Only one has demonstrated comparable annual rates of gain, but has 4/10ths of its forecast range to the downside instead of DZK's only 1/10th. One other equity has an 18% upside target with a 97 / 100 win rate but averaged longer holding periods that reduced its pace of wealth building from DZK's +250% rate to "only" +150%. Another has had worst-case price drawdowns of only -4% with a current upside prospect of +14%, yet has only demonstrated net gains smaller than its present sell-target objective. Still, it has had net gains large enough to build wealth at a +200% rate.
Many dimensions can, and should, enter into a capital commitment decision. But they should be the investor's choice, since he/she has to live with them, particularly when market prices are not behaving as desired. Those stress situations are where discipline is most likely to break down and mistakes get made.
Perspective needs to be personal. Easiest to have for the individual investor, hardest to develop among an investment committee. But essential in both cases. A DZK buy here is quite logical and attractive from several points of view.
Disclosure: The author has no positions in any stocks mentioned, and no plans to initiate any positions within the next 72 hours. The author wrote this article themselves, and it expresses their own opinions.
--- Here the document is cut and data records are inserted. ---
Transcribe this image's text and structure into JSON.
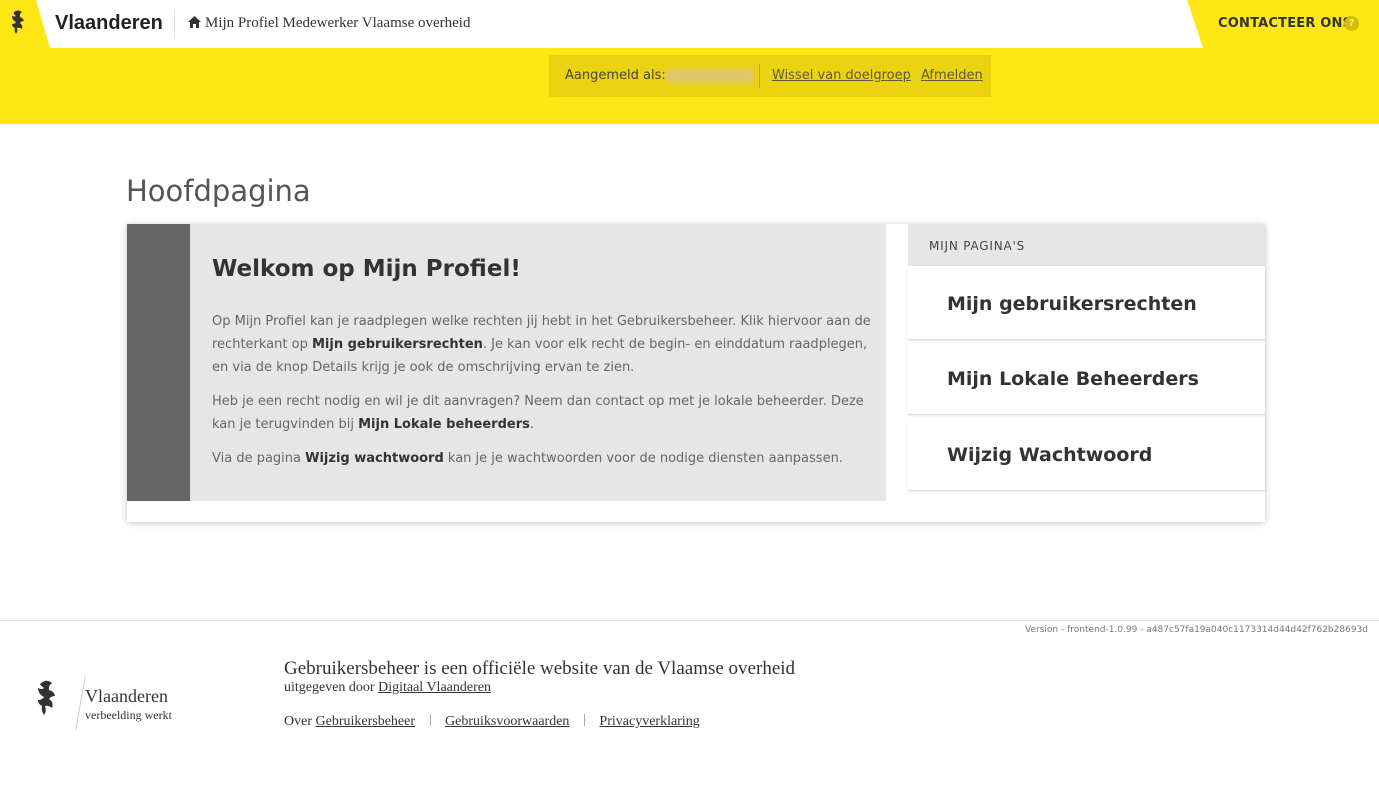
{
  "header": {
    "brand": "Vlaanderen",
    "breadcrumb": "Mijn Profiel Medewerker Vlaamse overheid",
    "contact": "CONTACTEER ONS",
    "help": "?"
  },
  "login": {
    "label": "Aangemeld als:",
    "switch": "Wissel van doelgroep",
    "logout": "Afmelden"
  },
  "main": {
    "title": "Hoofdpagina",
    "welcome_title": "Welkom op Mijn Profiel!",
    "p1_a": "Op Mijn Profiel kan je raadplegen welke rechten jij hebt in het Gebruikersbeheer. Klik hiervoor aan de rechterkant op ",
    "p1_b": "Mijn gebruikersrechten",
    "p1_c": ". Je kan voor elk recht de begin- en einddatum raadplegen, en via de knop Details krijg je ook de omschrijving ervan te zien.",
    "p2_a": "Heb je een recht nodig en wil je dit aanvragen? Neem dan contact op met je lokale beheerder. Deze kan je terugvinden bij ",
    "p2_b": "Mijn Lokale beheerders",
    "p2_c": ".",
    "p3_a": "Via de pagina ",
    "p3_b": "Wijzig wachtwoord",
    "p3_c": " kan je je wachtwoorden voor de nodige diensten aanpassen."
  },
  "sidebar": {
    "title": "MIJN PAGINA'S",
    "items": [
      {
        "label": "Mijn gebruikersrechten"
      },
      {
        "label": "Mijn Lokale Beheerders"
      },
      {
        "label": "Wijzig Wachtwoord"
      }
    ]
  },
  "footer": {
    "version": "Version - frontend-1.0.99 - a487c57fa19a040c1173314d44d42f762b28693d",
    "brand": "Vlaanderen",
    "tagline": "verbeelding werkt",
    "title": "Gebruikersbeheer is een officiële website van de Vlaamse overheid",
    "publisher_prefix": "uitgegeven door",
    "publisher": "Digitaal Vlaanderen",
    "about_prefix": "Over",
    "about": "Gebruikersbeheer",
    "terms": "Gebruiksvoorwaarden",
    "privacy": "Privacyverklaring"
  },
  "colors": {
    "accent": "#ffe615",
    "login_box": "#ebd30f",
    "welcome_bar": "#666666"
  }
}
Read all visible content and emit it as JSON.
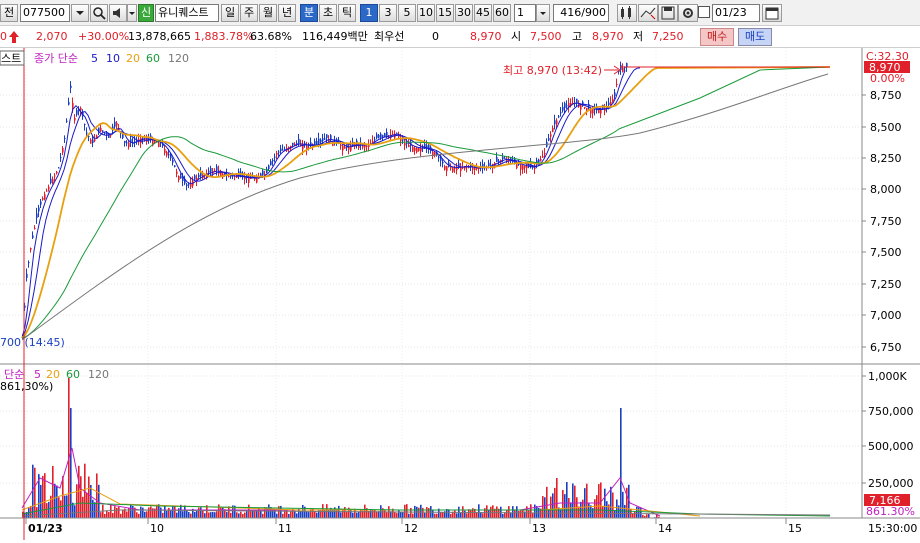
{
  "toolbar": {
    "prefix_label": "전",
    "code": "077500",
    "badge": "신",
    "name": "유니퀘스트",
    "periods": [
      "일",
      "주",
      "월",
      "년",
      "분",
      "초",
      "틱"
    ],
    "active_period": "분",
    "intervals": [
      "1",
      "3",
      "5",
      "10",
      "15",
      "30",
      "45",
      "60"
    ],
    "active_interval": "1",
    "unit_value": "1",
    "count": "416",
    "count_total": "/900",
    "date": "01/23"
  },
  "quote": {
    "change_prefix": "0",
    "change": "2,070",
    "change_pct": "+30.00%",
    "volume": "13,878,665",
    "volume_ratio": "1,883.78%",
    "turnover_ratio": "63.68%",
    "amount": "116,449백만",
    "priority_label": "최우선",
    "priority_value": "0",
    "price": "8,970",
    "open_label": "시",
    "open": "7,500",
    "high_label": "고",
    "high": "8,970",
    "low_label": "저",
    "low": "7,250",
    "buy_label": "매수",
    "sell_label": "매도"
  },
  "price_panel": {
    "legend_prefix": "스트",
    "legend_text": "종가 단순",
    "ma": [
      {
        "period": "5",
        "color": "#1a1ac8"
      },
      {
        "period": "10",
        "color": "#1a1ac8"
      },
      {
        "period": "20",
        "color": "#e8a010"
      },
      {
        "period": "60",
        "color": "#1a9a3a"
      },
      {
        "period": "120",
        "color": "#777777"
      }
    ],
    "high_annotation": "최고 8,970 (13:42)",
    "low_annotation": "700 (14:45)",
    "y_ticks": [
      "8,750",
      "8,500",
      "8,250",
      "8,000",
      "7,750",
      "7,500",
      "7,250",
      "7,000",
      "6,750"
    ],
    "top_label": "C:32.30",
    "current_price_tag": "8,970",
    "pct_label": "0.00%",
    "colors": {
      "up": "#e0202a",
      "down": "#1a3fc0",
      "current": "#e0202a"
    }
  },
  "volume_panel": {
    "legend_text": "단순",
    "ma": [
      {
        "period": "5",
        "color": "#c020c0"
      },
      {
        "period": "20",
        "color": "#e8a010"
      },
      {
        "period": "60",
        "color": "#1a9a3a"
      },
      {
        "period": "120",
        "color": "#777777"
      }
    ],
    "left_label": "861,30%)",
    "y_ticks": [
      "1,000K",
      "750,000",
      "500,000",
      "250,000"
    ],
    "current_volume_tag": "7,166",
    "current_pct_tag": "861.30%"
  },
  "x_axis": {
    "labels": [
      "01/23",
      "10",
      "11",
      "12",
      "13",
      "14",
      "15"
    ],
    "time_label": "15:30:00"
  }
}
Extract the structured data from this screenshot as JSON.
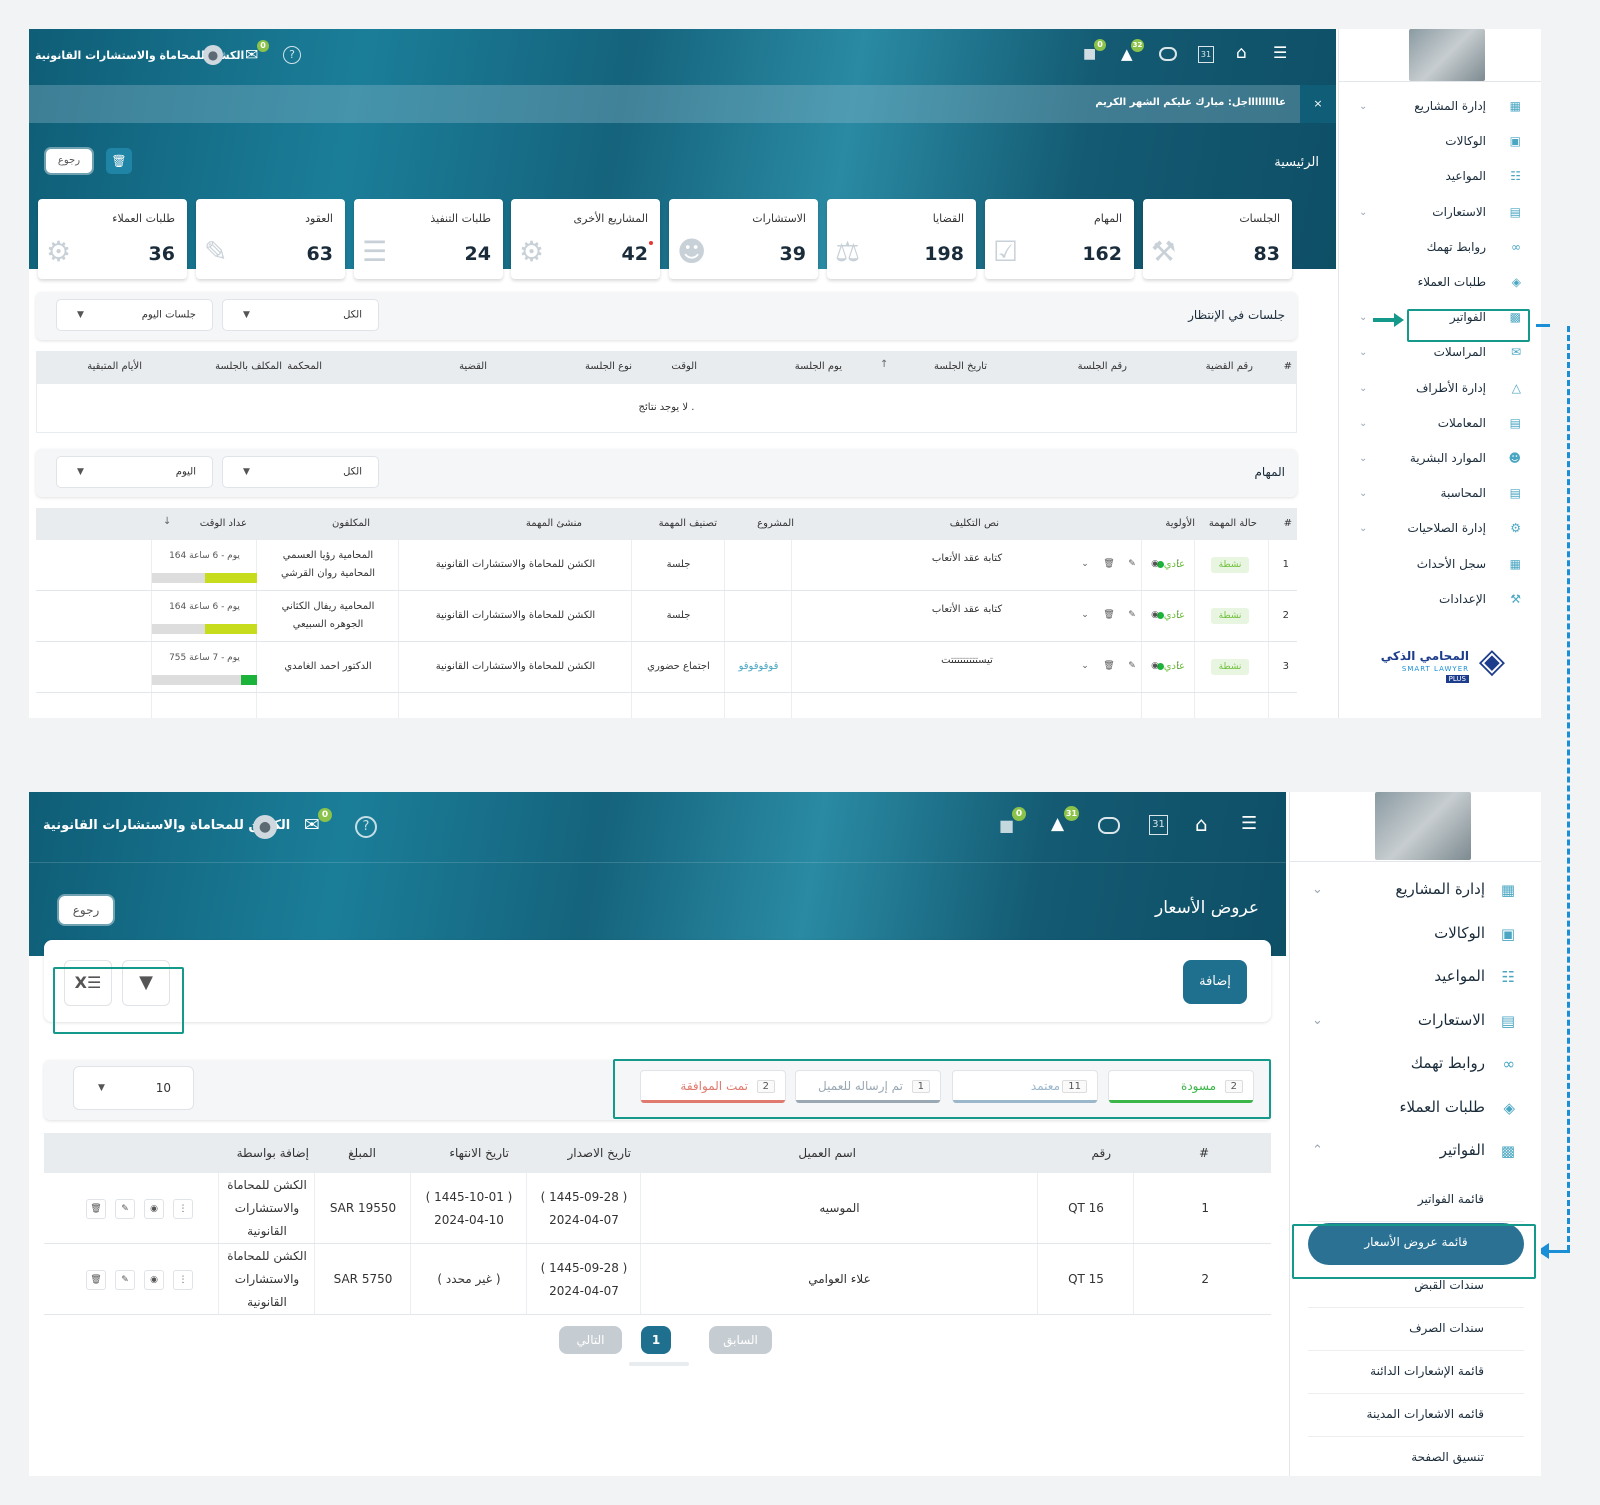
{
  "top_screen": {
    "header": {
      "company": "الكشن للمحاماة والاستشارات القانونية",
      "badges": {
        "chat": "0",
        "messages": "0",
        "notifications": "32"
      },
      "icons": [
        "user-icon",
        "message-icon",
        "help-icon",
        "chat-icon",
        "bell-icon",
        "toggle-icon",
        "calendar-icon",
        "home-icon",
        "menu-icon"
      ],
      "calendar_day": "31"
    },
    "announcement": {
      "text": "عاااااااااجل: مبارك عليكم الشهر الكريم",
      "close": "×"
    },
    "page_title": "الرئيسية",
    "back_label": "رجوع",
    "cards": [
      {
        "title": "الجلسات",
        "value": "83",
        "icon": "gavel-icon"
      },
      {
        "title": "المهام",
        "value": "162",
        "icon": "checklist-icon"
      },
      {
        "title": "القضايا",
        "value": "198",
        "icon": "scales-icon"
      },
      {
        "title": "الاستشارات",
        "value": "39",
        "icon": "consult-icon"
      },
      {
        "title": "المشاريع الأخرى",
        "value": "42",
        "icon": "project-icon"
      },
      {
        "title": "طلبات التنفيذ",
        "value": "24",
        "icon": "clipboard-icon"
      },
      {
        "title": "العقود",
        "value": "63",
        "icon": "contract-icon"
      },
      {
        "title": "طلبات العملاء",
        "value": "36",
        "icon": "client-gear-icon"
      }
    ],
    "sessions": {
      "title": "جلسات في الإنتظار",
      "filter_all": "الكل",
      "filter_today": "جلسات اليوم",
      "columns": [
        "#",
        "رقم القضية",
        "رقم الجلسة",
        "تاريخ الجلسة",
        "يوم الجلسة",
        "الوقت",
        "نوع الجلسة",
        "القضية",
        "المحكمة",
        "المكلف بالجلسة",
        "الأيام المتبقية"
      ],
      "empty": "لا يوجد نتائج ."
    },
    "tasks": {
      "title": "المهام",
      "filter_all": "الكل",
      "filter_today": "اليوم",
      "columns": [
        "#",
        "حالة المهمة",
        "الأولوية",
        "نص التكليف",
        "المشروع",
        "تصنيف المهمة",
        "منشئ المهمة",
        "المكلفون",
        "عداد الوقت"
      ],
      "rows": [
        {
          "n": "1",
          "status": "نشطة",
          "priority": "عادي",
          "text": "كتابة عقد الأتعاب",
          "project": "",
          "category": "جلسة",
          "creator": "الكشن للمحاماة والاستشارات القانونية",
          "assignees": [
            "المحامية رؤيا العسمي",
            "المحامية روان القرشي"
          ],
          "timer": "164 يوم - 6 ساعة",
          "progress": 0.5,
          "bar": "#c6dc1c"
        },
        {
          "n": "2",
          "status": "نشطة",
          "priority": "عادي",
          "text": "كتابة عقد الأتعاب",
          "project": "",
          "category": "جلسة",
          "creator": "الكشن للمحاماة والاستشارات القانونية",
          "assignees": [
            "المحامية ريفال الكثاني",
            "الجوهره السبيعي"
          ],
          "timer": "164 يوم - 6 ساعة",
          "progress": 0.5,
          "bar": "#c6dc1c"
        },
        {
          "n": "3",
          "status": "نشطة",
          "priority": "عادي",
          "text": "تيستتتتتتتتتت",
          "project": "قوقوقوقو",
          "category": "اجتماع حضوري",
          "creator": "الكشن للمحاماة والاستشارات القانونية",
          "assignees": [
            "الدكتور احمد الغامدي"
          ],
          "timer": "755 يوم - 7 ساعة",
          "progress": 0.15,
          "bar": "#1cb33a"
        }
      ]
    },
    "sidebar": {
      "items": [
        {
          "label": "إدارة المشاريع",
          "icon": "grid-icon",
          "chevron": true
        },
        {
          "label": "الوكالات",
          "icon": "briefcase-icon",
          "chevron": false
        },
        {
          "label": "المواعيد",
          "icon": "calendar-icon",
          "chevron": false
        },
        {
          "label": "الاستعارات",
          "icon": "document-icon",
          "chevron": true
        },
        {
          "label": "روابط تهمك",
          "icon": "link-icon",
          "chevron": false
        },
        {
          "label": "طلبات العملاء",
          "icon": "layers-icon",
          "chevron": false
        },
        {
          "label": "الفواتير",
          "icon": "invoice-icon",
          "chevron": true
        },
        {
          "label": "المراسلات",
          "icon": "mail-icon",
          "chevron": true
        },
        {
          "label": "إدارة الأطراف",
          "icon": "people-icon",
          "chevron": true
        },
        {
          "label": "المعاملات",
          "icon": "list-icon",
          "chevron": true
        },
        {
          "label": "الموارد البشرية",
          "icon": "team-icon",
          "chevron": true
        },
        {
          "label": "المحاسبة",
          "icon": "ledger-icon",
          "chevron": true
        },
        {
          "label": "إدارة الصلاحيات",
          "icon": "gear-icon",
          "chevron": true
        },
        {
          "label": "سجل الأحداث",
          "icon": "excel-icon",
          "chevron": false
        },
        {
          "label": "الإعدادات",
          "icon": "wrench-icon",
          "chevron": false
        }
      ],
      "logo_ar": "المحامي الذكي",
      "logo_en": "SMART LAWYER",
      "logo_plus": "PLUS"
    }
  },
  "bottom_screen": {
    "header": {
      "company": "الكشن للمحاماة والاستشارات القانونية",
      "badges": {
        "chat": "0",
        "messages": "0",
        "notifications": "31"
      },
      "calendar_day": "31"
    },
    "page_title": "عروض الأسعار",
    "back_label": "رجوع",
    "add_label": "إضافة",
    "page_size": "10",
    "tabs": [
      {
        "label": "مسودة",
        "count": "2",
        "color": "#3cb549"
      },
      {
        "label": "معتمد",
        "count": "11",
        "color": "#9ab7cc"
      },
      {
        "label": "تم إرساله للعميل",
        "count": "1",
        "color": "#9aa8b4"
      },
      {
        "label": "تمت الموافقة",
        "count": "2",
        "color": "#e07a6e"
      }
    ],
    "columns": [
      "#",
      "رقم",
      "اسم العميل",
      "تاريخ الاصدار",
      "تاريخ الانتهاء",
      "المبلغ",
      "إضافة بواسطة"
    ],
    "rows": [
      {
        "n": "1",
        "num": "QT 16",
        "client": "الموسيه",
        "issue_h": "( 1445-09-28 )",
        "issue_g": "2024-04-07",
        "end_h": "( 1445-10-01 )",
        "end_g": "2024-04-10",
        "amount": "SAR 19550",
        "by": [
          "الكشن للمحاماة",
          "والاستشارات",
          "القانونية"
        ]
      },
      {
        "n": "2",
        "num": "QT 15",
        "client": "علاء العوامي",
        "issue_h": "( 1445-09-28 )",
        "issue_g": "2024-04-07",
        "end_h": "( غير محدد )",
        "end_g": "",
        "amount": "SAR 5750",
        "by": [
          "الكشن للمحاماة",
          "والاستشارات",
          "القانونية"
        ]
      }
    ],
    "pagination": {
      "prev": "السابق",
      "page": "1",
      "next": "التالي"
    },
    "sidebar": {
      "items": [
        {
          "label": "إدارة المشاريع",
          "icon": "grid-icon",
          "chevron": "down"
        },
        {
          "label": "الوكالات",
          "icon": "briefcase-icon",
          "chevron": ""
        },
        {
          "label": "المواعيد",
          "icon": "calendar-icon",
          "chevron": ""
        },
        {
          "label": "الاستعارات",
          "icon": "document-icon",
          "chevron": "down"
        },
        {
          "label": "روابط تهمك",
          "icon": "link-icon",
          "chevron": ""
        },
        {
          "label": "طلبات العملاء",
          "icon": "layers-icon",
          "chevron": ""
        },
        {
          "label": "الفواتير",
          "icon": "invoice-icon",
          "chevron": "up"
        }
      ],
      "sub_items": [
        "قائمة الفواتير",
        "قائمة عروض الأسعار",
        "سندات القبض",
        "سندات الصرف",
        "قائمة الإشعارات الدائنة",
        "قائمه الاشعارات المدينة",
        "تنسيق الصفحة"
      ]
    }
  },
  "colors": {
    "accent": "#1d6f8c",
    "highlight": "#15998a",
    "connector": "#1a8fd6",
    "active_pill": "#2a7194"
  }
}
The author is not receiving compensation for it (other than from Seeking Alpha). The author has no business relationship with any company whose stock is mentioned in this article.